Bartle’s wife said she believed he “could do anything on this earth that he sets out to do….and he has more energy than any other five men alive.” Bartle received numerous honors and awards for his public service, including honorary degrees from at least a dozen colleges and distinguished service medals from a dozen foreign governments.

In 1955, Bartle, a Democrat, with no previous political experience, was asked to run for mayor of Kansas City on the Citizens’ Association ticket. Although the Citizen’s Association (of which Bartle had been a founder) had helped sweep the Pendergast political machine out of power in 1940, Bartle chose to run as an independent with Citizen Association support. However, in his reelection campaign of 1959, Bartle also accepted the tacit support of the remnants of the Pendergast machine, leading to unfounded fears about the possible revival of “boss politics.” In Kansas City, the mayor was comparatively weak, effectively an at-large city councilman; but Bartle, not surprisingly, was superb at performing the inspirational and ceremonial aspects of his office.

During his two terms, Bartle oversaw the desegregation of the city hospitals and removed them from political influence. He also overhauled the city tax structure, organized the mayors and city managers of 67 nearby towns into a planning council, supported the advancement of African-American police officers, and oversaw initial construction of the Kansas City airport and a nearby freeway. Also during his two terms, the Dallas Texans professional football team moved to Kansas City, adopting Bartle’s nickname, “Chief.” While he was mayor, Bartle went to all two-alarm fires in a fireman’s hat, coat and boots; and every weekday morning at 8:00-or when he could actually make it to the station—he broadcast a radio report to the city.

Bartle found his first term the more enjoyable. Then he had carried into office virtually the entire Citizens Association ticket. During his second term, a block of councilmen stymied his plans. Although Bartle remained on the 1963 ticket, he asked voters not to reelect him.

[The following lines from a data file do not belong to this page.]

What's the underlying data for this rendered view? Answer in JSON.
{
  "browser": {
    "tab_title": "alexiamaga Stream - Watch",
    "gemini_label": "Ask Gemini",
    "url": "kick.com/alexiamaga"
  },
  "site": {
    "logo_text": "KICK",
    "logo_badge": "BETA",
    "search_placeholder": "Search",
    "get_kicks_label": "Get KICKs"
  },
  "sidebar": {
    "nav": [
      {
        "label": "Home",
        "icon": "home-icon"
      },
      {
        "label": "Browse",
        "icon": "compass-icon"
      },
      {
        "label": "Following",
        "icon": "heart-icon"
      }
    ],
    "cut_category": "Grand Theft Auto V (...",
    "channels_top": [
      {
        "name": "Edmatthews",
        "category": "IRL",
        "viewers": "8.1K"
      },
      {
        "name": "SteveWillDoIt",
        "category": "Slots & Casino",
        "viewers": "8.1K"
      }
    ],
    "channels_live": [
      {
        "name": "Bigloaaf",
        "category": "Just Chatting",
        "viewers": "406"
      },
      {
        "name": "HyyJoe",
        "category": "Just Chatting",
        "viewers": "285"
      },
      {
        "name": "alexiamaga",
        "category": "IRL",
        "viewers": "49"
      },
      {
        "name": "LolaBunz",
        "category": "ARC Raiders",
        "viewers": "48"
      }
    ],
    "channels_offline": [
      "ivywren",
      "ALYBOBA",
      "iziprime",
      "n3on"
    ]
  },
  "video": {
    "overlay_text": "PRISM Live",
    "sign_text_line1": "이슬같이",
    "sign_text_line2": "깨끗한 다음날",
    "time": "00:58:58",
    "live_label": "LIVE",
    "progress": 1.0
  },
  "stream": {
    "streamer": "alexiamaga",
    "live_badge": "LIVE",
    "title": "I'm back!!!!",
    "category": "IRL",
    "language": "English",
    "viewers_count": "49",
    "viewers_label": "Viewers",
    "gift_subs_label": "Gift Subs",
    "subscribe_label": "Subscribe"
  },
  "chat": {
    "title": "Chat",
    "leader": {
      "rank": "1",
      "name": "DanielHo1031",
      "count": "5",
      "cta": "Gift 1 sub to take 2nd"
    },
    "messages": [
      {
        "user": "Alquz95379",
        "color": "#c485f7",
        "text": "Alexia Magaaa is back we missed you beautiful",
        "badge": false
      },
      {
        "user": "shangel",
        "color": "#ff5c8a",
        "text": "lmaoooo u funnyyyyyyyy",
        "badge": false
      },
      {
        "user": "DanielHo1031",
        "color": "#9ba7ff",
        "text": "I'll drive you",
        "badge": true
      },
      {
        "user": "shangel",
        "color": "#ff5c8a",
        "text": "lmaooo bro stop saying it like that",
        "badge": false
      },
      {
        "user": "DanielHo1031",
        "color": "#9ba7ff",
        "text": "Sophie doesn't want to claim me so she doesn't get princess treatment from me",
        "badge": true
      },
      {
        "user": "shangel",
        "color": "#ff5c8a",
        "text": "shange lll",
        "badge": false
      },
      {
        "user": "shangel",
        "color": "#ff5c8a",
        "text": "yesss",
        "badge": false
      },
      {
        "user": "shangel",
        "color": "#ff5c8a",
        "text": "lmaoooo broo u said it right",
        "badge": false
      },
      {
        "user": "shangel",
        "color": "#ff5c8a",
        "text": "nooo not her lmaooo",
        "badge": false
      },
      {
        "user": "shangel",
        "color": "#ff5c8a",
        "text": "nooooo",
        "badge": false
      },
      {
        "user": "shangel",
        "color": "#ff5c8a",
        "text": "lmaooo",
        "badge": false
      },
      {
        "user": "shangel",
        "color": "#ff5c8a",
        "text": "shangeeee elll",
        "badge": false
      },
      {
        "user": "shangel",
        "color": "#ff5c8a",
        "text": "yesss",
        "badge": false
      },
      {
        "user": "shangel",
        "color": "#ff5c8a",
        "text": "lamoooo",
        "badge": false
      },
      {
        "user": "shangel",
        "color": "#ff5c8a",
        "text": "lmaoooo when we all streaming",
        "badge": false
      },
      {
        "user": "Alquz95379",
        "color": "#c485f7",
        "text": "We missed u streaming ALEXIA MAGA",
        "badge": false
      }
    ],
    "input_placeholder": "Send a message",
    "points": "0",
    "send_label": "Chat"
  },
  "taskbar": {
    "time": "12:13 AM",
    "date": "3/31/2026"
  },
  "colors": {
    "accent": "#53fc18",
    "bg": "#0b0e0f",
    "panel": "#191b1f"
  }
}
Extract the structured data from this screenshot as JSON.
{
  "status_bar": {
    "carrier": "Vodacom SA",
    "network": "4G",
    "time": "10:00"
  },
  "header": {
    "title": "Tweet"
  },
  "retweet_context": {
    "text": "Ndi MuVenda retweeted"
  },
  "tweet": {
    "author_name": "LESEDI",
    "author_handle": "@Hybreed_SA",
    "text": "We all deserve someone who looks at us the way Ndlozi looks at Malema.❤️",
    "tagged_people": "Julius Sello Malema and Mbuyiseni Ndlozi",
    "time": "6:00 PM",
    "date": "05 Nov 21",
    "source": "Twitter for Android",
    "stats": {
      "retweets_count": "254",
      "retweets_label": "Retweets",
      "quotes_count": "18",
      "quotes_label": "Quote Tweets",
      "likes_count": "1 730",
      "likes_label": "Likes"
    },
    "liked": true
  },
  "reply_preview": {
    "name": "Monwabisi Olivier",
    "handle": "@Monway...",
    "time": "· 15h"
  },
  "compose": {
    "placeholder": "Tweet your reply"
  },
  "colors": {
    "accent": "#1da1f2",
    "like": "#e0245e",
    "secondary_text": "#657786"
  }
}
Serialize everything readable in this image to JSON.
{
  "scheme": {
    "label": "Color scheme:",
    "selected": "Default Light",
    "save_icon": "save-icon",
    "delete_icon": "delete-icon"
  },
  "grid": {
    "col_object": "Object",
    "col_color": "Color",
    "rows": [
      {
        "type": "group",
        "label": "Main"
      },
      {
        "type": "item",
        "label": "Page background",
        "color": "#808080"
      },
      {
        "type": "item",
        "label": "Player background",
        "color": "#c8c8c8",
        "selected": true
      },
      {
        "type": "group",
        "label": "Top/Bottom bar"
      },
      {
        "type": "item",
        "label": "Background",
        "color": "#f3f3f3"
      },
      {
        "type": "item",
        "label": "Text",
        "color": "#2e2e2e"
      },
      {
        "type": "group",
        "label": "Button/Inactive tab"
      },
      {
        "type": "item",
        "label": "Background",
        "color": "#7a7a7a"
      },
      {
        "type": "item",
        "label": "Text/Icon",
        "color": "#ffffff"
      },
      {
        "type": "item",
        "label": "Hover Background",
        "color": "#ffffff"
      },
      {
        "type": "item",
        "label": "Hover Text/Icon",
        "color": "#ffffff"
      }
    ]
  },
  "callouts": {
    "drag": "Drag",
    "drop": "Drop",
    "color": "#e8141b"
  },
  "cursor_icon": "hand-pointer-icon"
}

Bartle was a hail-fellow-well-met, who “never knew a stranger” and demonstrated an impressive recall of names. On Christmas, he would regularly spend the day visiting orphanages, the Boy’s Home, the city jail, and other places that might be overlooked on such a holiday. For most of his life, Bartle lived simply, becoming more expansive in his personal spending only after being elected mayor. (His greatest extravagance until that point was fine cigars, of which he smoked 25 per day.)

Bartle idolized his clergyman father and displayed some guilt for not having followed in his profession. Bartle continued to make major decisions only after deciding what his father would have done in a similar circumstance. But Roe Bartle hated the penury of the clergyman’s life. The first time he asked a girl for a date, she rejected him because he was dressed in ill-fitting, second-hand clothes. Crushed, he swore before a mirror, “hand upraised”, that no child of his would ever know poverty. But once he had the money, he also acquired expensive hand-tailored suits.

Kansas City Star editor Roy A. Roberts was puzzled by Bartle, “You can say almost anything you like about Roe Bartle—call him demagogue, opportunist, tycoon or dedicated saint—and you will be correct, but you will speak only half truths. Nobody knows Bartle. He is too complex to be figured out.”

In later years, Bartle was plagued by health problems including phlebitis and injuries to his back and legs caused by a 1944 plane crash. Bartle died on May 9, 1974, from complications of diabetes and heart disease. He was buried in Forest Hill Cemetery. The Kansas City Convention Center, opened in 1976, was named Bartle Hall in his honor, and Bartle’s wife and friends provided items for exhibit cases that there memorialize his life. Bartle’s papers are in the State Historical Society of Missouri.